*What the task asks*
Nothing in the records may be altered, and no picture may be included. Restate them in full.

*Records for the exercise*
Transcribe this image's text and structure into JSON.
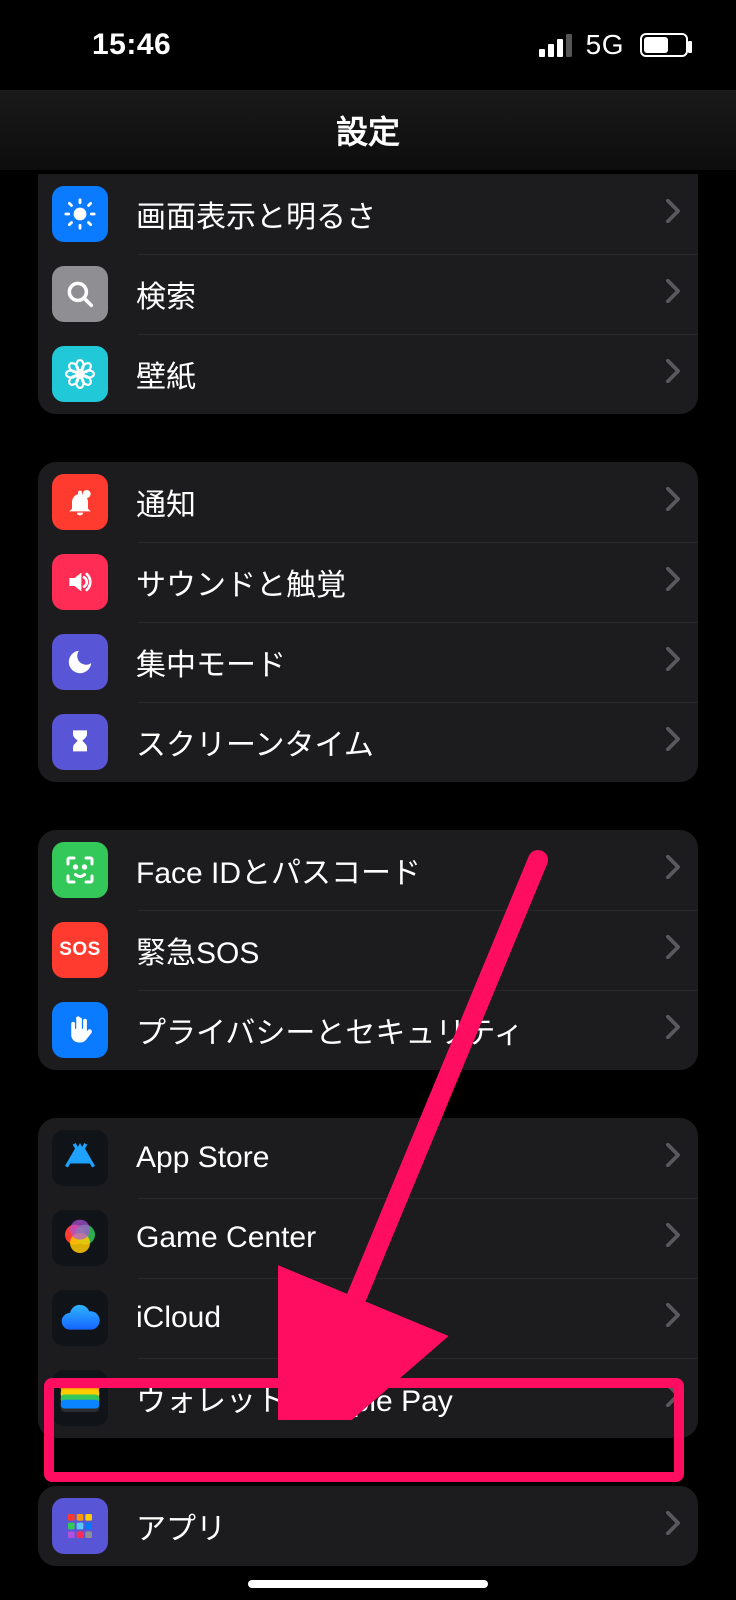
{
  "status": {
    "time": "15:46",
    "network": "5G"
  },
  "header": {
    "title": "設定"
  },
  "sections": [
    {
      "items": [
        {
          "id": "display",
          "label": "画面表示と明るさ",
          "icon": "sun",
          "bg": "#0a7bff"
        },
        {
          "id": "search",
          "label": "検索",
          "icon": "magnify",
          "bg": "#8e8e93"
        },
        {
          "id": "wallpaper",
          "label": "壁紙",
          "icon": "flower",
          "bg": "#20c8d8"
        }
      ]
    },
    {
      "items": [
        {
          "id": "notifications",
          "label": "通知",
          "icon": "bell",
          "bg": "#ff3b30"
        },
        {
          "id": "sounds",
          "label": "サウンドと触覚",
          "icon": "speaker",
          "bg": "#ff2d55"
        },
        {
          "id": "focus",
          "label": "集中モード",
          "icon": "moon",
          "bg": "#5856d6"
        },
        {
          "id": "screentime",
          "label": "スクリーンタイム",
          "icon": "hourglass",
          "bg": "#5856d6"
        }
      ]
    },
    {
      "items": [
        {
          "id": "faceid",
          "label": "Face IDとパスコード",
          "icon": "face",
          "bg": "#34c759"
        },
        {
          "id": "sos",
          "label": "緊急SOS",
          "icon": "sos",
          "bg": "#ff3b30"
        },
        {
          "id": "privacy",
          "label": "プライバシーとセキュリティ",
          "icon": "hand",
          "bg": "#0a7bff"
        }
      ]
    },
    {
      "items": [
        {
          "id": "appstore",
          "label": "App Store",
          "icon": "appstore",
          "bg": "#101318"
        },
        {
          "id": "gamecenter",
          "label": "Game Center",
          "icon": "gamecenter",
          "bg": "#101318"
        },
        {
          "id": "icloud",
          "label": "iCloud",
          "icon": "cloud",
          "bg": "#101318"
        },
        {
          "id": "wallet",
          "label": "ウォレットとApple Pay",
          "icon": "wallet",
          "bg": "#101318"
        }
      ]
    },
    {
      "items": [
        {
          "id": "apps",
          "label": "アプリ",
          "icon": "grid",
          "bg": "#5856d6"
        }
      ]
    }
  ]
}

*Written reply*
Transcribe this image's text and structure into JSON.
{
  "status": {
    "time": "15:46",
    "network": "5G"
  },
  "header": {
    "title": "設定"
  },
  "sections": [
    {
      "items": [
        {
          "id": "display",
          "label": "画面表示と明るさ",
          "icon": "sun",
          "bg": "#0a7bff"
        },
        {
          "id": "search",
          "label": "検索",
          "icon": "magnify",
          "bg": "#8e8e93"
        },
        {
          "id": "wallpaper",
          "label": "壁紙",
          "icon": "flower",
          "bg": "#20c8d8"
        }
      ]
    },
    {
      "items": [
        {
          "id": "notifications",
          "label": "通知",
          "icon": "bell",
          "bg": "#ff3b30"
        },
        {
          "id": "sounds",
          "label": "サウンドと触覚",
          "icon": "speaker",
          "bg": "#ff2d55"
        },
        {
          "id": "focus",
          "label": "集中モード",
          "icon": "moon",
          "bg": "#5856d6"
        },
        {
          "id": "screentime",
          "label": "スクリーンタイム",
          "icon": "hourglass",
          "bg": "#5856d6"
        }
      ]
    },
    {
      "items": [
        {
          "id": "faceid",
          "label": "Face IDとパスコード",
          "icon": "face",
          "bg": "#34c759"
        },
        {
          "id": "sos",
          "label": "緊急SOS",
          "icon": "sos",
          "bg": "#ff3b30"
        },
        {
          "id": "privacy",
          "label": "プライバシーとセキュリティ",
          "icon": "hand",
          "bg": "#0a7bff"
        }
      ]
    },
    {
      "items": [
        {
          "id": "appstore",
          "label": "App Store",
          "icon": "appstore",
          "bg": "#101318"
        },
        {
          "id": "gamecenter",
          "label": "Game Center",
          "icon": "gamecenter",
          "bg": "#101318"
        },
        {
          "id": "icloud",
          "label": "iCloud",
          "icon": "cloud",
          "bg": "#101318"
        },
        {
          "id": "wallet",
          "label": "ウォレットとApple Pay",
          "icon": "wallet",
          "bg": "#101318"
        }
      ]
    },
    {
      "items": [
        {
          "id": "apps",
          "label": "アプリ",
          "icon": "grid",
          "bg": "#5856d6"
        }
      ]
    }
  ]
}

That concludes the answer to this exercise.